EXERCISE PROMPT: Work out how many lines in the following entries contain the string "subtitle", and write only that number.

──────── SUPPLIED MATERIAL

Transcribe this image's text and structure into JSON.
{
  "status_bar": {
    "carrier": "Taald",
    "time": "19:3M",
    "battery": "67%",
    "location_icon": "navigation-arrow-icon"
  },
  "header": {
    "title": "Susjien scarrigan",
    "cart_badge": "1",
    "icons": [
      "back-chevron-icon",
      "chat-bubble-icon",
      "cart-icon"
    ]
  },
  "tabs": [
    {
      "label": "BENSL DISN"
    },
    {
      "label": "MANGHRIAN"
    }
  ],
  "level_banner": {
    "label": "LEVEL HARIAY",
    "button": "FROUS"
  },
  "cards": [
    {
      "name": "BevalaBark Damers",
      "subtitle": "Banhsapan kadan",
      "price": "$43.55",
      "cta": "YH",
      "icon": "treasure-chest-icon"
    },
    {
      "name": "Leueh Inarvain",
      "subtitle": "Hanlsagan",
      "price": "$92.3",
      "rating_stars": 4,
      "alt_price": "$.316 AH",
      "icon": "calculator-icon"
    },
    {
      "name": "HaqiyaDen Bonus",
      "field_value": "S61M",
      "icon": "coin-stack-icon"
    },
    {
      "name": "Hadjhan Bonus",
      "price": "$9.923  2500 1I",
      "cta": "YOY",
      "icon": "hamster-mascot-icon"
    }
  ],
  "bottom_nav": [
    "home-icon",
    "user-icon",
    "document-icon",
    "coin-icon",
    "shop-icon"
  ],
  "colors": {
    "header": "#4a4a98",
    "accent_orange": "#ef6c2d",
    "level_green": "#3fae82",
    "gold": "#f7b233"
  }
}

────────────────

EXERCISE OUTPUT: 2